The problem with this is that the undersized hose won’t handle all of the water flow when it’s no longer under pressure, which will cause the water to discharge out of the air gap, which should not happen under normal conditions. Here’s a quick video clip showing what that looks like.
The other installation error that we’ve come across has been improperly located air gaps. As you might guess from the video clip above, if anything goes wrong with the discharge hose, an air gap will spit out water. Air gaps should be located in places where that discharged water will go to the drain; not all over a countertop, and especially not underneath a countertop.
Are these air gaps here to stay?
I hope not, and I’m guessing not. Plumbers don’t like them, inspectors don’t like them, and homeowners hate them. The last building code requirement that we had in Minnesota that was this universally disliked by the public was the residential sprinkler thing. That lasted about six months. I’m hoping that something similar will happen with the requirement for dishwasher air gaps.
Oh, and for the record, dishwasher air gaps are definitely not something that we recommend installing during our home inspections. While dishwasher air gaps are technically required on new installations by code, we’re not code-compliance inspectors. As home inspectors, we get to make recommendations on stuff that makes sense to us. These don’t.
Author: Reuben Saltzman, Structure Tech Home Inspections
Raymond VinZant 058657PM
April 26, 2017, 9:50 am
I have to disagree with you as a third generation plumber and one with family in California, these devices have been in use on the west coast for over 30 years. People are not use to them here. But eventually they will be ubiquitous. I sit in on the state plumbing board meetings as member of the community. They have been discussed for removal but the board decided they would keep them. Unless the boards hand is pushed they will be maintained. I’m also a plumbing instructor at Midway Votech and a master plumber of over 40 years. I write nationally answering questions on the internet. I constantly get a customer asking why they have dirty water in their dishwasher. It is because once we, as plumbers install the first dishwasher, the second one is installed by the handyman or by the appliance guy. They simply run the line right from the tailpiece to the dishwasher itself. When an air gap is installed, one side is 1/2 inch and the other side 7/8. When the appliance guy comes in to install a new dishwasher, the only connection available is the air gap fitting, unless he changes out the 7/8 tailpiece. This forces him to reconnect to the 1/2 inch side of the air gap fitting.
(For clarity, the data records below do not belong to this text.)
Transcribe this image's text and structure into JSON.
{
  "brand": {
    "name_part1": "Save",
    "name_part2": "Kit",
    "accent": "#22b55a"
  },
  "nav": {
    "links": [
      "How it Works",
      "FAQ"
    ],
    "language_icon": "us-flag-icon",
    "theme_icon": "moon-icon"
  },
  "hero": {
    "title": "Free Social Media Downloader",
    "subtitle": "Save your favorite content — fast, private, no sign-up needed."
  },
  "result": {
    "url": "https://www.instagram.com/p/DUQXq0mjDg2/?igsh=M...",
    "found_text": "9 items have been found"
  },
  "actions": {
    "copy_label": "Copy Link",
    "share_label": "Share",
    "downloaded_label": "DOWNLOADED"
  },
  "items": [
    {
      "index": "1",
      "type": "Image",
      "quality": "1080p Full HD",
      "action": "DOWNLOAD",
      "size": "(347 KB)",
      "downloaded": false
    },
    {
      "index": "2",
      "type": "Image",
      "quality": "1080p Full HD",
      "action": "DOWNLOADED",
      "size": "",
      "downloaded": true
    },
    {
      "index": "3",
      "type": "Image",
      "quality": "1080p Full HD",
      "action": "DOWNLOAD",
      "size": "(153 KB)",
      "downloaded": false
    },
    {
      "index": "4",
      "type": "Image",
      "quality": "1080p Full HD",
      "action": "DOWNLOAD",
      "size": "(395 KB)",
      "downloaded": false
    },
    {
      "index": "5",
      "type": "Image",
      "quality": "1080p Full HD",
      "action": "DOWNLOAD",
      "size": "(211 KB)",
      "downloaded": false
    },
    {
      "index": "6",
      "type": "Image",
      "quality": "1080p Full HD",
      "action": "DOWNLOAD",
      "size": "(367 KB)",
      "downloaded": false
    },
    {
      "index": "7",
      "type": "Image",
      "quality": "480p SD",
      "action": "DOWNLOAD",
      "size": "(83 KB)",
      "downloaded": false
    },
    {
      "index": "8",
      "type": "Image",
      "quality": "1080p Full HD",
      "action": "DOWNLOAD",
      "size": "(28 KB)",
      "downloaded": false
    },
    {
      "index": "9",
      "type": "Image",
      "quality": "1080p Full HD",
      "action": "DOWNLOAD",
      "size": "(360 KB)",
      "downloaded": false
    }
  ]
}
April 26, 2017, 10:01 am
Thank you for reading and commenting, Raymond. What part do you disagree with?
May 2, 2017, 7:51 am
As a home inspector in Massachusetts I always recommend that clients attach the dishwasher drain line to the cabinet wall as high as possible under the sink. Adding a physical raised loop helps prevent backflow of contaminated water, but doesn’t necessarily prevent it. For under a dollar and about 10 minutes lying on your back, you can easily improve the odds of not getting that dirty water in your dishwasher. I’ve not checked it out, but I can’t help but wonder if the newer generation of dishwashers have air gaps built right in to the drain line at the back of the machine. I can definitely see where the physical air gap device above the flood level of the sink could be problematic when installed improperly.
May 15, 2017, 11:37 am
All good to know – thanks for the helpful information!
July 11, 2017, 10:18 am
Who is responsible for water spilling out of the air gap?
Is the dishwasher installer or the garbage disposal installer?
July 11, 2017, 12:01 pm
The dishwasher installer.